- Grandma Got Run Over by a Reindeer: Both Grandma Spankenheimer and her grandson, Jake, believe the big Christmas man is real despite the cynical nature of the rest of the family (the grandpa is implied to believe too, but his senility make it hard to tell). This ends up helping Jake find his grandmother since his letter to Santa the following year asking to find her shows Santa someone in Citiville still believes in him. And coincidentally enough, it allows them to finally put a name to said Grandmother who lost her memory after, well, Santa accidentally ran her over and Santa had to take her to the North Pole to treat her injuries.
- Justice League: When Martian Manhunter spends Christmas with the Kents, he learns that Superman (an otherwise mature superhero) genuinely believes Santa Claus is the one who wraps his presents in lead (so he can't see through them with X-Ray vision). This is an indicator of Clark's down-home wholesomeness as a person. Although, Clark might be justified considering the DC Animated Universe is as much of a Fantasy Kitchen Sink as its comic counterpart.
- In a Martha Speaks episode, somebody phones up Dr. Pablum and Otis Weaselgraft, who have Martha captive, pretending to be Santa. Despite being grown men and Dr. Pablum being a scientist, the two only get suspicious when they realise that they'd be on the Naughty List.
- Paradise PD: Oafish manchild loser Dusty (who is a cop) thinks Santa is real. Turns out he's right.
- In the Recess Christmas special "Yes Mikey, Santa Does Shave," sensitive Gentle Giant Mikey is the only fourth-grader, or at least the only one in his group of friends, who not only still believes in Santa, but still thinks the "Santas" who show up at malls and other public events are the real deal. After he learns the truth about the latter, he loses his belief in Santa altogether and becomes depressed, but in the end it turns out that Santa is Real After All.

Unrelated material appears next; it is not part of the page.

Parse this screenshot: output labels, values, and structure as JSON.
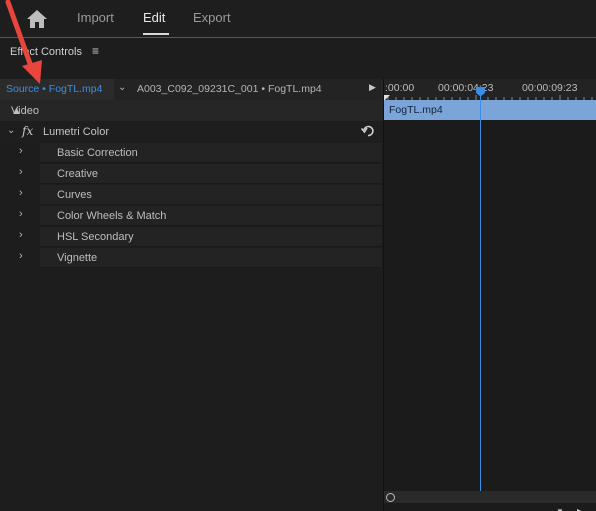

- Star vs. the Forces of Evil: Mewni has a Christmas of another name in the form of “Stump Day,” with “The Great Stump” being their version of Santa Clause. Instead of delivering presents, however, the Great Stump will attack anyone who’s naughty. Star still believes that the Great Stump exists, even though many have told her it’s just an old wives tale. At the end of the episode, the Stump actually shows up to Marco’s party, since everyone there was bickering with each other. Thankfully, the Stump only attacks at on Stump Day, so once the clock reaches midnight, it will start to vanish.
- Exaggerated in Trolls: The Beat Goes On!. In the episode "Marshtato Fairy", it's shown that, as a standard for Troll society, every Troll believes in their entire life about the existence of a titular Marshtato Fairy character, who is responsible for the supposed annual Marshtato harvest. The only Troll to have known the truth behind the myth thus far was Branch, but he decided to not tell it in order to avoid ruining the Trolls' life.